WORK ORDER> Output the data in full. Keep every entry exactly as written.

----------------------------------------

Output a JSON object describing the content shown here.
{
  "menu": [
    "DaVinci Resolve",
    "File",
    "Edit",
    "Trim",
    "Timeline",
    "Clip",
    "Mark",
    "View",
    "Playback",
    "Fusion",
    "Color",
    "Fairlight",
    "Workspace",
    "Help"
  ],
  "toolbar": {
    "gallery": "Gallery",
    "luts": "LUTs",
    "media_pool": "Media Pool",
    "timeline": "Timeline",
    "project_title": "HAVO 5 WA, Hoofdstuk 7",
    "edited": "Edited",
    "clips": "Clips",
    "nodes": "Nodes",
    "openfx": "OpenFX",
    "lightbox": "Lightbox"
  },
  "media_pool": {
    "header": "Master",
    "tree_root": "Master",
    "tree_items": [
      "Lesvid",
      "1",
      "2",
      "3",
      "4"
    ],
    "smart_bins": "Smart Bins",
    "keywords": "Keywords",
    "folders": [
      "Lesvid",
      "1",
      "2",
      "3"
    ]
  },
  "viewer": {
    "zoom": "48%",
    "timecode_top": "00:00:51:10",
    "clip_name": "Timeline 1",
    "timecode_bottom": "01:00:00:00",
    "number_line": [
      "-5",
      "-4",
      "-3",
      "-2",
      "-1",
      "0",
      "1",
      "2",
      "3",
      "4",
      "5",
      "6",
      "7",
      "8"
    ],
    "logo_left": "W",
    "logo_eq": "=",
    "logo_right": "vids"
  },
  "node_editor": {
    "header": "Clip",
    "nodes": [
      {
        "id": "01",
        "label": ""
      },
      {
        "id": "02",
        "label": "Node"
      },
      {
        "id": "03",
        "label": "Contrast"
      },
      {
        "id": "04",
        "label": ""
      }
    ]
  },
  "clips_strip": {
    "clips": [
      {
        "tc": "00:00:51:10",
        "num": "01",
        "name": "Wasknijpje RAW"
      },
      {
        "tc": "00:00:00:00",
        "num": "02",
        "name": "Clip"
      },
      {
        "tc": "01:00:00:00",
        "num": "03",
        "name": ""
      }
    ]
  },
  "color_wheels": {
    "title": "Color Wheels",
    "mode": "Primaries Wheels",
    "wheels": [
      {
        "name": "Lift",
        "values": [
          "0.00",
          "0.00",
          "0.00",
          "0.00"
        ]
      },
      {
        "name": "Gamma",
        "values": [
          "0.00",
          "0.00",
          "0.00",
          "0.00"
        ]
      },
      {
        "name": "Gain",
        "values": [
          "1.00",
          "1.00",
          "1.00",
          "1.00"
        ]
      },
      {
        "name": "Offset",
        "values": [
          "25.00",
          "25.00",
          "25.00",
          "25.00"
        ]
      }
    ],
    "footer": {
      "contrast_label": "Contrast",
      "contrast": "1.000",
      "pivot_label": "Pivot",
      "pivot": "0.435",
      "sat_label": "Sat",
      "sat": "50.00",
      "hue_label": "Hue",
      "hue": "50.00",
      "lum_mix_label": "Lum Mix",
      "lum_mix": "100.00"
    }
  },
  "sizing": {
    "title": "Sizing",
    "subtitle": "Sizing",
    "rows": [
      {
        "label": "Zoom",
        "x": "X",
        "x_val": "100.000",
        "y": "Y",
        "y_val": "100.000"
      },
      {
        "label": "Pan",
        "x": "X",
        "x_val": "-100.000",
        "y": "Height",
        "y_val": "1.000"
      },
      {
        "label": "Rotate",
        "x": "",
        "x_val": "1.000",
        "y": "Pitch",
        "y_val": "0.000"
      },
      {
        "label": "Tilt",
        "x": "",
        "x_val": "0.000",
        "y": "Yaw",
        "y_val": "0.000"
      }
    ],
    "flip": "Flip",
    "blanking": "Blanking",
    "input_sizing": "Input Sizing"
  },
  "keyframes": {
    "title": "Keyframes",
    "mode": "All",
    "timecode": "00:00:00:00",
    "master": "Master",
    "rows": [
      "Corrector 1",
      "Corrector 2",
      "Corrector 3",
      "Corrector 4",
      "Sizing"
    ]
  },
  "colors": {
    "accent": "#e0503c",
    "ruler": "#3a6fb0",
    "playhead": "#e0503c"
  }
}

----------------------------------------

PROBLEM SOLUTION>
Output a JSON object describing the content shown here.
{
  "menu": [
    "DaVinci Resolve",
    "File",
    "Edit",
    "Trim",
    "Timeline",
    "Clip",
    "Mark",
    "View",
    "Playback",
    "Fusion",
    "Color",
    "Fairlight",
    "Workspace",
    "Help"
  ],
  "toolbar": {
    "gallery": "Gallery",
    "luts": "LUTs",
    "media_pool": "Media Pool",
    "timeline": "Timeline",
    "project_title": "HAVO 5 WA, Hoofdstuk 7",
    "edited": "Edited",
    "clips": "Clips",
    "nodes": "Nodes",
    "openfx": "OpenFX",
    "lightbox": "Lightbox"
  },
  "media_pool": {
    "header": "Master",
    "tree_root": "Master",
    "tree_items": [
      "Lesvid",
      "1",
      "2",
      "3",
      "4"
    ],
    "smart_bins": "Smart Bins",
    "keywords": "Keywords",
    "folders": [
      "Lesvid",
      "1",
      "2",
      "3"
    ]
  },
  "viewer": {
    "zoom": "48%",
    "timecode_top": "00:00:51:10",
    "clip_name": "Timeline 1",
    "timecode_bottom": "01:00:00:00",
    "number_line": [
      "-5",
      "-4",
      "-3",
      "-2",
      "-1",
      "0",
      "1",
      "2",
      "3",
      "4",
      "5",
      "6",
      "7",
      "8"
    ],
    "logo_left": "W",
    "logo_eq": "=",
    "logo_right": "vids"
  },
  "node_editor": {
    "header": "Clip",
    "nodes": [
      {
        "id": "01",
        "label": ""
      },
      {
        "id": "02",
        "label": "Node"
      },
      {
        "id": "03",
        "label": "Contrast"
      },
      {
        "id": "04",
        "label": ""
      }
    ]
  },
  "clips_strip": {
    "clips": [
      {
        "tc": "00:00:51:10",
        "num": "01",
        "name": "Wasknijpje RAW"
      },
      {
        "tc": "00:00:00:00",
        "num": "02",
        "name": "Clip"
      },
      {
        "tc": "01:00:00:00",
        "num": "03",
        "name": ""
      }
    ]
  },
  "color_wheels": {
    "title": "Color Wheels",
    "mode": "Primaries Wheels",
    "wheels": [
      {
        "name": "Lift",
        "values": [
          "0.00",
          "0.00",
          "0.00",
          "0.00"
        ]
      },
      {
        "name": "Gamma",
        "values": [
          "0.00",
          "0.00",
          "0.00",
          "0.00"
        ]
      },
      {
        "name": "Gain",
        "values": [
          "1.00",
          "1.00",
          "1.00",
          "1.00"
        ]
      },
      {
        "name": "Offset",
        "values": [
          "25.00",
          "25.00",
          "25.00",
          "25.00"
        ]
      }
    ],
    "footer": {
      "contrast_label": "Contrast",
      "contrast": "1.000",
      "pivot_label": "Pivot",
      "pivot": "0.435",
      "sat_label": "Sat",
      "sat": "50.00",
      "hue_label": "Hue",
      "hue": "50.00",
      "lum_mix_label": "Lum Mix",
      "lum_mix": "100.00"
    }
  },
  "sizing": {
    "title": "Sizing",
    "subtitle": "Sizing",
    "rows": [
      {
        "label": "Zoom",
        "x": "X",
        "x_val": "100.000",
        "y": "Y",
        "y_val": "100.000"
      },
      {
        "label": "Pan",
        "x": "X",
        "x_val": "-100.000",
        "y": "Height",
        "y_val": "1.000"
      },
      {
        "label": "Rotate",
        "x": "",
        "x_val": "1.000",
        "y": "Pitch",
        "y_val": "0.000"
      },
      {
        "label": "Tilt",
        "x": "",
        "x_val": "0.000",
        "y": "Yaw",
        "y_val": "0.000"
      }
    ],
    "flip": "Flip",
    "blanking": "Blanking",
    "input_sizing": "Input Sizing"
  },
  "keyframes": {
    "title": "Keyframes",
    "mode": "All",
    "timecode": "00:00:00:00",
    "master": "Master",
    "rows": [
      "Corrector 1",
      "Corrector 2",
      "Corrector 3",
      "Corrector 4",
      "Sizing"
    ]
  },
  "colors": {
    "accent": "#e0503c",
    "ruler": "#3a6fb0",
    "playhead": "#e0503c"
  }
}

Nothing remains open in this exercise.